§ Sir John Newport
, in rising to move for some Returns relative to the Duties on Soap and Candles, observed, that, under the present state of the law, as the manufacturer of these articles in England was allowed a drawback on exporting them, he was able to undersell the manufacturer in Ireland, after paying the 1147 expenses of sending the articles thither, at the rate of twenty per cent. There was one curious and important circumstance connected with this subject, to which he wished particularly to call the attention of the Chancellor of the Exchequer, and it was this:—The duty on the Soap and Candles manufactured was not payable for two months, while the drawback was paid immediately on exportation. The consequence was, that the Soap manufacturers could make their commodity and send it over to Ireland three or four times over, between the payment of the drawback and their being called on to pay the duty. The further consequence was, that the commodity that was sold here for 25s. was sold there for 19s. The manufacturers were thus actually trading, not on their own capital, but on the public revenue. The right hon. Baronet observed, that formerly a similar trade was carried on with glass. He objected strongly to the continuance of such duties and drawbacks, as tending to encourage fraud. The least scrupulous availed themselves of these loop-holes, and acquired property at the expense of the honest. They evaded the duties, the Revenue suffered, and the fair trader was injured. The right hon. Baronet concluded, by moving for "An Account of the Revenue received on Soap and Candles for each of the five years, ending with the 1st of January last, specifying the rate of the duty in each year, and the amount of the drawback, together with the quantity exported to foreign countries—including Ireland—stating the ports from which they were exported, and also the time between the payment of the Duty, and the re-payment of the Drawback."

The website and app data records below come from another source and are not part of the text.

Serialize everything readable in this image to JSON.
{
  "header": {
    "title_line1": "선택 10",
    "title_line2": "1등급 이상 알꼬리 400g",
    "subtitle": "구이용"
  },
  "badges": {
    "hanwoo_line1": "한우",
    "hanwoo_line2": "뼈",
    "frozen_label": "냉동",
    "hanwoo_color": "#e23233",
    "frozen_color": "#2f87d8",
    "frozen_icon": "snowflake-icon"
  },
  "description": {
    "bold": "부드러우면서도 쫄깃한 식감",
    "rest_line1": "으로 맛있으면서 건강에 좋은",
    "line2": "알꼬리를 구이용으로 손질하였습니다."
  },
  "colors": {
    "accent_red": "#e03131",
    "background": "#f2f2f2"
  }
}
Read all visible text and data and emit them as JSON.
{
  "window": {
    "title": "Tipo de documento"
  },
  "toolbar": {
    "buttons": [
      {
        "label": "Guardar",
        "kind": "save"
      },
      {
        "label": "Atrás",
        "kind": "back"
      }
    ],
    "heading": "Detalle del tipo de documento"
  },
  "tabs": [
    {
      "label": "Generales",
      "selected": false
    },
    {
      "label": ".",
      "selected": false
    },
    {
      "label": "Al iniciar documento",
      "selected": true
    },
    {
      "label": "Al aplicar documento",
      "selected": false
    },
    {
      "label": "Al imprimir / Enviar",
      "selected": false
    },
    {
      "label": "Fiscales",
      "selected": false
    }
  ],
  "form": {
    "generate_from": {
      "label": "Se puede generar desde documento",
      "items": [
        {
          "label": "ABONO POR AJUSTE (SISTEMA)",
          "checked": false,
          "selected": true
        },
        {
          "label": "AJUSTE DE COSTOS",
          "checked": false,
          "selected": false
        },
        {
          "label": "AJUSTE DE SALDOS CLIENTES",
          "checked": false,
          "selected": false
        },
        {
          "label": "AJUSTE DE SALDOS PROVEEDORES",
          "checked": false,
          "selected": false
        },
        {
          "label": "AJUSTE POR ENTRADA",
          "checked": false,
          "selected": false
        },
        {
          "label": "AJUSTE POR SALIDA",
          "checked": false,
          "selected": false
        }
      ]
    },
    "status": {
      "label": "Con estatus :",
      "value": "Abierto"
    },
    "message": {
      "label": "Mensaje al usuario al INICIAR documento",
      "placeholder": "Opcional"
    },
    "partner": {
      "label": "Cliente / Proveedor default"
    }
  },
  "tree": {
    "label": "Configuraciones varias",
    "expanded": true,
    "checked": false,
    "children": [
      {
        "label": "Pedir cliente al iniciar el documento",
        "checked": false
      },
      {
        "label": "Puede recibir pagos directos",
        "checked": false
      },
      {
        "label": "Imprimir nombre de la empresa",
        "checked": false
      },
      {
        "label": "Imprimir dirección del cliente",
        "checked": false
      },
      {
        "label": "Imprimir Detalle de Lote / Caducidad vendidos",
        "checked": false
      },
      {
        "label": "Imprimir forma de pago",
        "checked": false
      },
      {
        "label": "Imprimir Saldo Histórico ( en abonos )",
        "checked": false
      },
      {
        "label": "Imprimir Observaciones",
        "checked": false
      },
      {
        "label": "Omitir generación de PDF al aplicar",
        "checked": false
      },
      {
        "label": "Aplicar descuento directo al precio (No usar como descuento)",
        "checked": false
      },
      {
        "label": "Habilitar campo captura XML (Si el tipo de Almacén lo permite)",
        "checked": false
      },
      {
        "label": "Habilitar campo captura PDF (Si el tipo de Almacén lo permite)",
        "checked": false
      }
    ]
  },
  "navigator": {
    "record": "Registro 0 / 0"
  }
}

The Chancellor of the Exchequer
said, he meant to offer no opposition to the Motion, and he expressed his cordial concurrence in the principle laid down by the right hon. Baronet. He had long felt the evil of having different duties in the different countries, and he should be glad to see a general scale of duties adapted to all parts of the country. We might then get oft' drawbacks, and certainly we might get rid of many frauds. Since he had been in office he had endeavoured to equalize the duties, and had carried this object into effect with very beneficial consequences as to glass. He hoped that he should be able to do something of the same kind with other duties.
§ Mr. Hume
hoped, that the right hon. Gentleman would carry into effect his views as to Soap and Candles, and at the same time reduce the duty on them. The quantity of smuggling, at present carried on in these articles, as he should be able to prove when the motion of the hon. member for Hull came before the House, was enormous. The duties at present amounted to 4½d. out of every 6d. for which the Soap sold, and it was too bad that the people of this country should have to pay 4½d. to the Crown before they could get a pound of Soap.
§ Motion agreed to.